Cleanups of unauthorized homeless encampments in Seattle will no longer be monitored by the city’s civil rights office, starting Jan. 1.
Cleanups of unauthorized homeless encampments in Seattle will no longer be monitored by the city’s civil-rights office, officials confirmed Wednesday.
That role will be assumed by staffers from the city’s office of Finance and Administrative Services (FAS), said department director Chris Potter.
Potter said civil-rights monitors are taking part in encampment removals now and will through the end of the year. But starting Jan. 1, the monitors will no longer be involved, he said.
An FAS field coordinator will be present at every removal, however, Potter said. That person will have the authority to halt removals not being carried out in accordance with the city’s protocols, he said.
If something goes wrong, “They’ll call off the cleanup,” Potter said.
The reason for the change was not immediately made clear.
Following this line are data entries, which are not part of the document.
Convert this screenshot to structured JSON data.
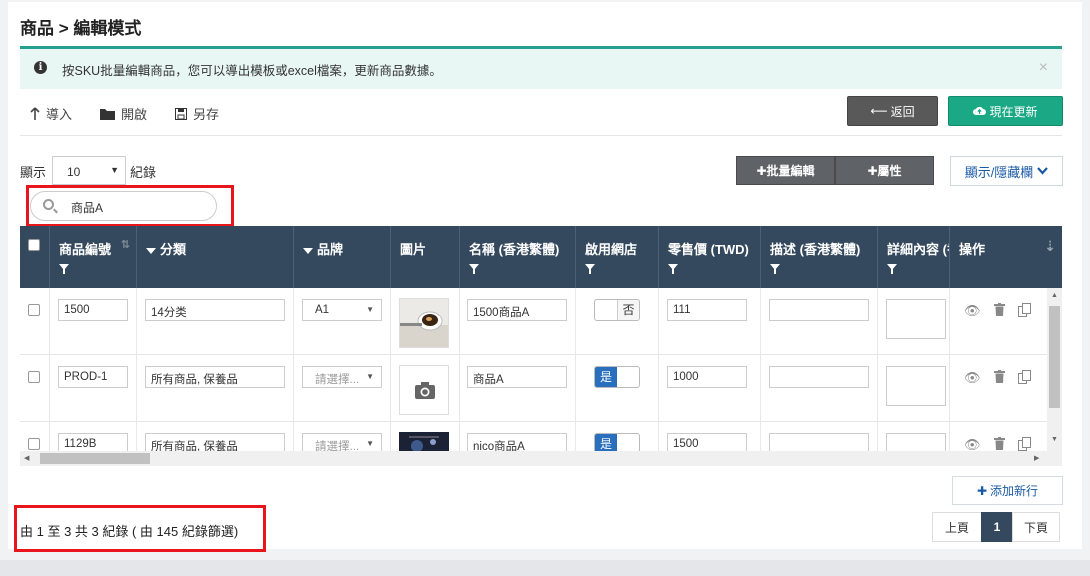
{
  "page": {
    "title": "商品 > 編輯模式"
  },
  "alert": {
    "message": "按SKU批量編輯商品，您可以導出模板或excel檔案，更新商品數據。",
    "close": "×"
  },
  "toolbar": {
    "import": "導入",
    "open": "開啟",
    "save_as": "另存",
    "back": "返回",
    "update_now": "現在更新"
  },
  "list_controls": {
    "show_label": "顯示",
    "length_value": "10",
    "records_label": "紀錄",
    "bulk_edit": "批量編輯",
    "attributes": "屬性",
    "show_hide_columns": "顯示/隱藏欄",
    "search_value": "商品A"
  },
  "columns": {
    "sku": "商品編號",
    "category": "分類",
    "brand": "品牌",
    "image": "圖片",
    "name": "名稱 (香港繁體)",
    "enabled": "啟用網店",
    "price": "零售價 (TWD)",
    "description": "描述 (香港繁體)",
    "details": "詳細內容 (香港",
    "actions": "操作"
  },
  "rows": [
    {
      "sku": "1500",
      "category": "14分类",
      "brand": "A1",
      "name": "1500商品A",
      "enabled": "否",
      "price": "111"
    },
    {
      "sku": "PROD-1",
      "category": "所有商品, 保養品",
      "brand": "請選擇...",
      "name": "商品A",
      "enabled": "是",
      "price": "1000"
    },
    {
      "sku": "1129B",
      "category": "所有商品, 保養品",
      "brand": "請選擇...",
      "name": "nico商品A",
      "enabled": "是",
      "price": "1500"
    }
  ],
  "footer": {
    "add_row": "添加新行",
    "info": "由 1 至 3 共 3 紀錄 ( 由 145 紀錄篩選)",
    "prev": "上頁",
    "page": "1",
    "next": "下頁"
  },
  "colors": {
    "header_bg": "#34495e",
    "accent_green": "#1aa885",
    "highlight_red": "#e8161c",
    "toggle_blue": "#2a6fbd"
  }
}
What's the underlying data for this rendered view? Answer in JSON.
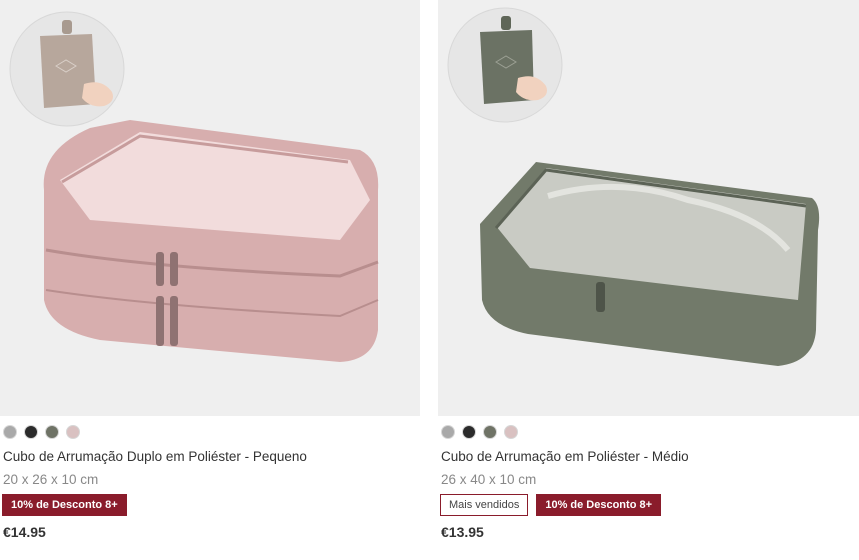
{
  "products": [
    {
      "colors": [
        "#a9a9a9",
        "#2b2b2b",
        "#6f7366",
        "#d9c1c1"
      ],
      "color_names": [
        "grey-swatch",
        "black-swatch",
        "khaki-swatch",
        "pink-swatch"
      ],
      "title": "Cubo de Arrumação Duplo em Poliéster - Pequeno",
      "dims": "20 x 26 x 10 cm",
      "badges": [],
      "discount": "10% de Desconto 8+",
      "price": "€14.95"
    },
    {
      "colors": [
        "#a9a9a9",
        "#2b2b2b",
        "#6f7366",
        "#d9c1c1"
      ],
      "color_names": [
        "grey-swatch",
        "black-swatch",
        "khaki-swatch",
        "pink-swatch"
      ],
      "title": "Cubo de Arrumação em Poliéster - Médio",
      "dims": "26 x 40 x 10 cm",
      "badges": [
        "Mais vendidos"
      ],
      "discount": "10% de Desconto 8+",
      "price": "€13.95"
    }
  ]
}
While the monitors have had a “positive impact,” the city is moving forward with “routinizing camp removals and cleanups,” Potter said at a Wednesday City Council committee meeting.
City Councilwoman Lisa Herbold called the move “premature,” adding that she will ask Mayor Ed Murray to reconsider.
“It’s pretty clear that the monitoring has some real value,” Herbold said in an interview. The civil-rights office staff are more likely to make sure the city is doing the right thing “as it relates to the rights of individuals who are living outside” as opposed to being focused on managing public land, she said.
Representatives from the city’s Office of Civil Rights have been monitoring the cleanups since August, when Murray announced the program in a public note acknowledging flaws in the city’s approach to cleaning up the camps.
An August Seattle Times report found the cleanup process beset by a variety of bureaucratic failures, including missed start-times and camper complaints of lost belongings and personal keepsakes.
To help improve the city’s process, Murray empowered the monitors to halt and reschedule sweeps whenever they found that the city’s cleanup protocols were not followed.
But even as administrators began planning additional improvements, the city’s struggles to carry out the cleanups humanely and at scheduled times continued, according to handwritten notes reviewed by The Seattle Times.
From September to early November, 26 sweeps were conducted across Seattle.
Two were stopped by monitors after the Seattle Police Department officers assigned to provide security during the cleanup left, the notes state.
Another two were called off before they began when monitors found campers weren’t provided proper notice about the cleanups.
According to city officials, additional improvements to the city’s camp-cleanup protocols are still in the planning stages. The proposed changes are part of a plan the mayor unveiled in October, when the City Council was debating changes related to illegal camping.
The mayor’s plan heads off an August City Council ordinance initially proposed by the American Civil Liberties Union (ACLU), Columbia Legal Services and other groups that advocate for the rights of the homeless.
Additional details of the mayor’s proposed plan are scheduled for release to the City Council in January.